I do not like the way this so-called stimulus package is taking on the face of congress -- white and male oriented. Are theatres too sissy for funding? Is it okay that the Akron Art museum is cutting back hours and staff because its endowment is shrinking along with the economy?

Theatres are closing across the country. Why won't you support funding opportunities that will keep theatre workers employed?

I hope to read a substantial response from you on your web site or in the media, not just one of your canned email replies.
Contact your senators if you think museums, theatres and other cultural institutions are worthy of stimulus funds.

Thursday, February 05, 2009

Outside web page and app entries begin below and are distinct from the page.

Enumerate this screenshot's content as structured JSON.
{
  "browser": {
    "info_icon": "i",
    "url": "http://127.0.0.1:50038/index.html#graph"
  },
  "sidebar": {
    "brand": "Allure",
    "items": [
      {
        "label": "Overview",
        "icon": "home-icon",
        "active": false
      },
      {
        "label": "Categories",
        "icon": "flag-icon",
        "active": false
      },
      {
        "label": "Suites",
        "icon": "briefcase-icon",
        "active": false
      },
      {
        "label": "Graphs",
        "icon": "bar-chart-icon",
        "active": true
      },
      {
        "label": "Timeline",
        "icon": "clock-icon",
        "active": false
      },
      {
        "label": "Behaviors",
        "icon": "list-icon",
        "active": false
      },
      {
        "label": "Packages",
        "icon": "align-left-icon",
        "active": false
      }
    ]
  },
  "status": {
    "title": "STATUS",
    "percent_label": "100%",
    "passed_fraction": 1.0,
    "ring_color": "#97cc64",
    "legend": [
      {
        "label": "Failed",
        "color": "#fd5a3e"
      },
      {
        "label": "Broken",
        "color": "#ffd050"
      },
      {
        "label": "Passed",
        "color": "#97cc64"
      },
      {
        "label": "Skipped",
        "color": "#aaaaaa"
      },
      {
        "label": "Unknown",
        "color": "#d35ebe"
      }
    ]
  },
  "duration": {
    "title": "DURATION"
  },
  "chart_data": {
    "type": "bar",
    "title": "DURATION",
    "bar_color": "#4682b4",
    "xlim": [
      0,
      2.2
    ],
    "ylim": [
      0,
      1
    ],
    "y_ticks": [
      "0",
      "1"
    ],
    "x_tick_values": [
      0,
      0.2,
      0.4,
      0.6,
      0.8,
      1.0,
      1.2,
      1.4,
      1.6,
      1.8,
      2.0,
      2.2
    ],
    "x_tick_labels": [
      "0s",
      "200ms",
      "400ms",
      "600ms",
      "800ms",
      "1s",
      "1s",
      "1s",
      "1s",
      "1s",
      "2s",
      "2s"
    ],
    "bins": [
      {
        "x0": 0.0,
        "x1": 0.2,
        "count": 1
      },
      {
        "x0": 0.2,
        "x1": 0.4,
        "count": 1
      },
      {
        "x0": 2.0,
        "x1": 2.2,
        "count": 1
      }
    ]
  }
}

Give me some stimulus, please!

Sorry folks -- real life intrudes way too much these days. However, I swear to you I will continue this blog sooner rather than later. Although I've been quiet here, I have been watching the continuing petty dramas imposed by the defeated GOP. Put me in the "fed up with the bipartisan approach" category. Get Franken in the Senate and a moderate New England style GOP placeholder for New Hampshire and keep slapping down the Republican amendments and hissy fits. Just do it!.

Also, if we must have bi-partisanship, then lets demand a genuine progressive appointee in the new government for every Republican brought into the Obama White House. I weep no tears for Tom Daschle and wish that Tim Geithner could be replaced by -- oh say -- Paul Krugman. As my mum says, nobody is irreplaceable. If there is only one superduper person on the planet to fill any particular slot, then we are all doomed. If ever a cabinet post needed to be filled by a progressive, it would be that of Health and Human Services.

Still waiting for more of a hue and cry against the rip off artists extraordinaire who ran the economy into the ground and who have their obscene profts hidden in off shore accounts. Also waiting to see changes in the programming on all the Home and Style networks on television. Reality shows about going through foreclosure. A Survivor series for the unemployed job seekers. Health Care roulette -- spin the wheel to see if you earn enough for a MRI. Now into the Bonus Round to see if you can win a free prescription.

Other than that, I've been staying inside away from the cold as much as possible. Wish I could go into hibernation mode, but there is too much work on my plate and not enough time to get it all done. I'll be away for the weekend, but will take the laptop in case there is time and motivation to blog.

Until the recovery, everybody sing:

Cheap is small and not too steep
But best of all cheap is cheap
Circumstance has forced my hand
To be a cut price person in a low budget land
Times are hard but we'll all survive
I just got to learn to economize

Sunday, February 01, 2009

Here Comes Flash

More glimpses of what was performed as "Preservation, Acts One and Two" by the Kinks. These excerpts are from a 1975 Kinks concert at the Beacon Theatre in NYC, 1975. I just love the costumes and the old British music hall vibe. Is that Ray disguised as a Scared Housewife? Dave lays down some mean lead guitar in this number and looks totally hot in that spiv outfit. The chorus of Scared Housewives are

At the beginning of the clip, you can see a snow cloud of paper plates alighting on stage. An old tradition that continues to this day --fans requesting favorite Kinks songs by writing them on paper plates and tossing them on stage. (I remember two determined fans in Cleveland with a home-made banner they hung over the balcony requesting Waterloo Sunset and the utmost joy that emanated from that portion of the balcony when the request was granted at the encore.)

Flash is the attraction and allure of complete self-gratification and that tawdry glow that comes with being flush with other people's money. Flash is a Wall Street executive who made a lot of money on other people's misery and feels no regrets. He's a ponzi schemer and a hedge fund millionaire. As the song says:

There's no way that you can win,
You must obey his every whim
Or else he's going to do you in.
Here Comes Flash.

The rest of the sing along words can be found here.